I had a visit from an entrepreneur yesterday who was deliberating about whether to take on a CEO job at a venture-backed company or start a new company from scratch. The only problem was that the VC deal had some hair on it… $15MM of paid-in capital, nominal revenues, and just a few customers. I frequently see people in this situation and always give them the same feedback: run from a VC-fixer-upper as fast as you can.
A venture turn-around is a lot like remodeling a New York City apartment. My wife and I remodeled our apartment in 2012, and everything that could go wrong, did go wrong.
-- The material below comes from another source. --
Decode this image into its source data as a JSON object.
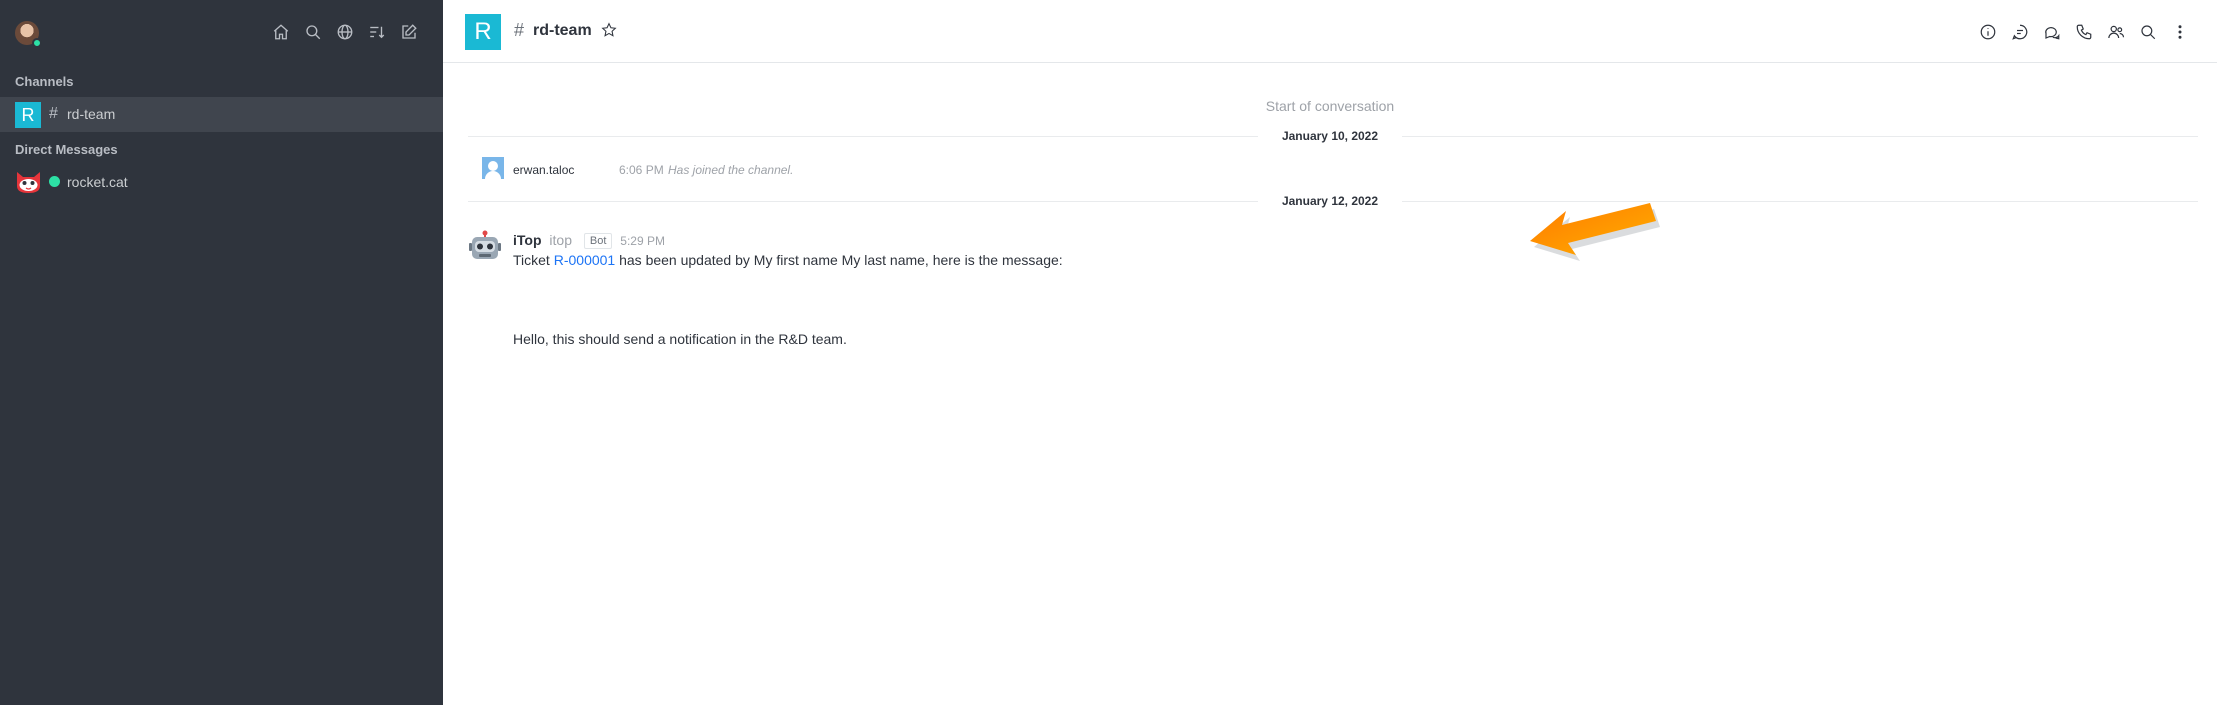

Permits were delayed for months, demolition revealed wiring and pipes that changed our plans, our co-op board mandated new A/C units at an exorbitant cost, our upstairs neighbors sued because “vibrations” caused a family heirloom to break, Hurricane Sandy prevented the construction crew from coming to work for two months (in reality they took other jobs where they could make more money), and on and on and on. In the end our 6-8 week project took a year to complete, and it cost three times what our contractor quoted.
If you think this sounds bad, turning around a broken start-up is worse.
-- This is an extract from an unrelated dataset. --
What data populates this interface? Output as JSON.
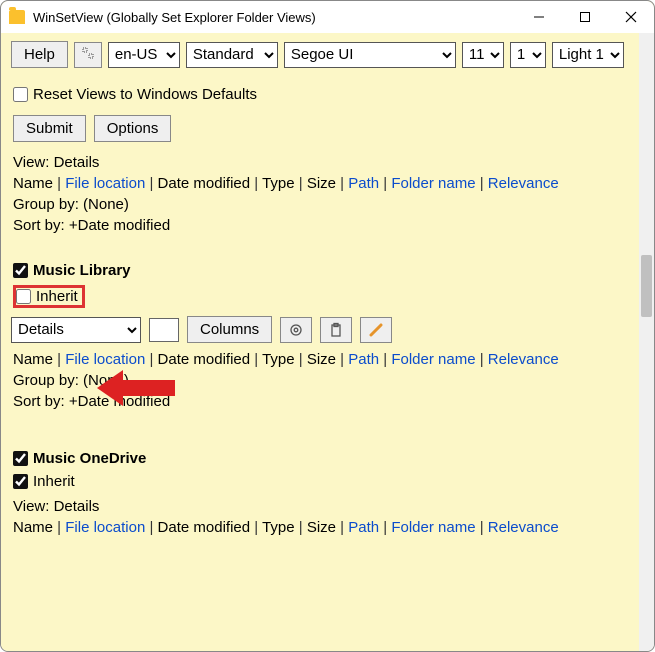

In the start-up world, three or four companies get funded at the same time to solve the same problem. If a company stumbles out of the gate, wanders aimlessly for two years, and spends all its investor’s money – it has already lost. There is no fixing it.
The only time I have seen a venture turn-around work is when the management team pivots the business into something entirely new. This is what I tell the prospective CEOs who come to my office. If you take over a broken deal, be prepared to start over and turn it into something else. At that point you have to evaluate whether it is easier to start a company with $15MM of liquidation preferences and a tired team, or start something from scratch.